In the House Judiciary Committee Wednesday morning, members took up House Bill 4012, the West Virginia Religious Freedom Restoration Act.
In its introduced version, this bill would ensure that, in all cases where state action substantially burdens the practice of a person’s religion, judges would be directed to apply strict scrutiny in court procedures. The bill also provides a claim or defense to the person who felt they were wronged.
Members of the House Judiciary Committee took up a committee substitute of the bill that proposed some changes.
“The committee substitute basically intends to...put into law, the test that courts would apply in determining whether or not a person’s interest has been substantially burdened by an action of the state government," noted House Judiciary Chairman, Delegate John Shott of Mercer County, "some agency of the state government, and it’s sort of a balancing test...the court has to weigh various factors in order to determine whether the action of the state agency or the state government is appropriate, or whether it violates the person’s rights under our state constitution."

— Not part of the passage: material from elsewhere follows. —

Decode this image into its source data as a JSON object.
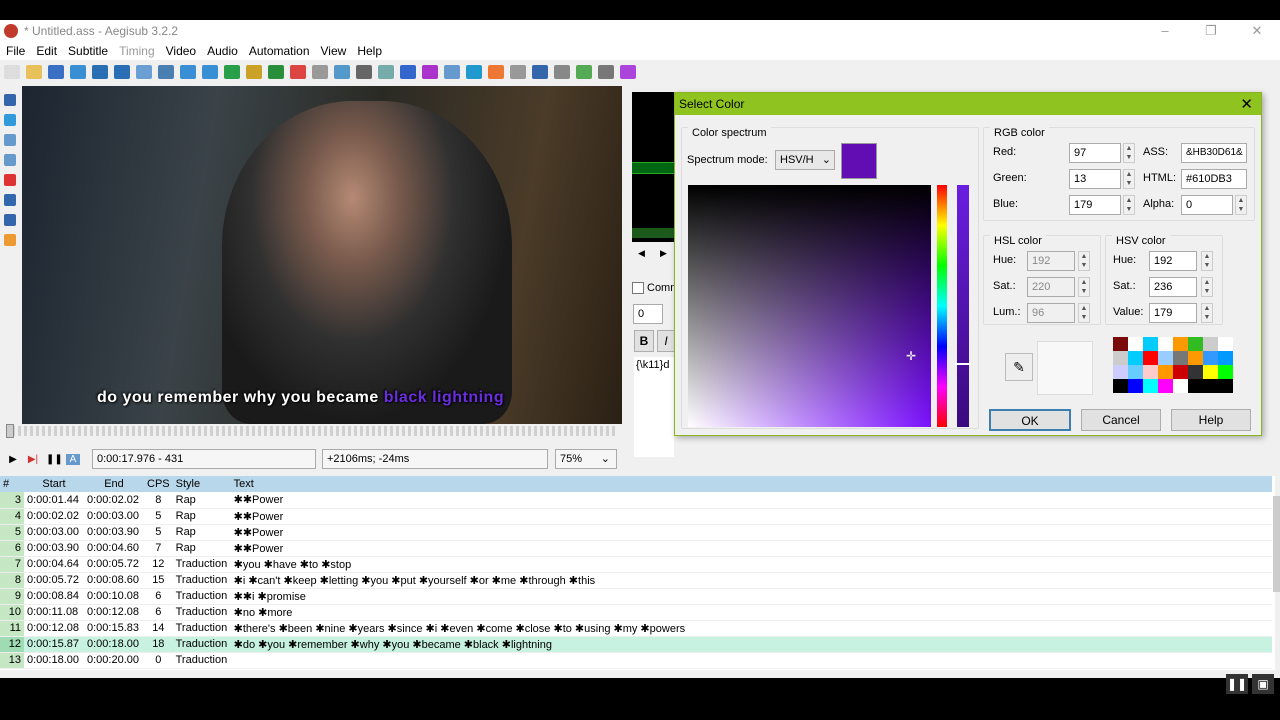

Those in opposition to this bill feel it would create a license to discriminate.
However, supporters say by having a standard or a system in place for court’s to follow; it would determine whether a claim stemmed from a sincere religious belief or not.
After hours of debate, the House Judiciary Committee passed the Religious Freedom Restoration Act 16 to 9. It now moves to the House floor for its consideration.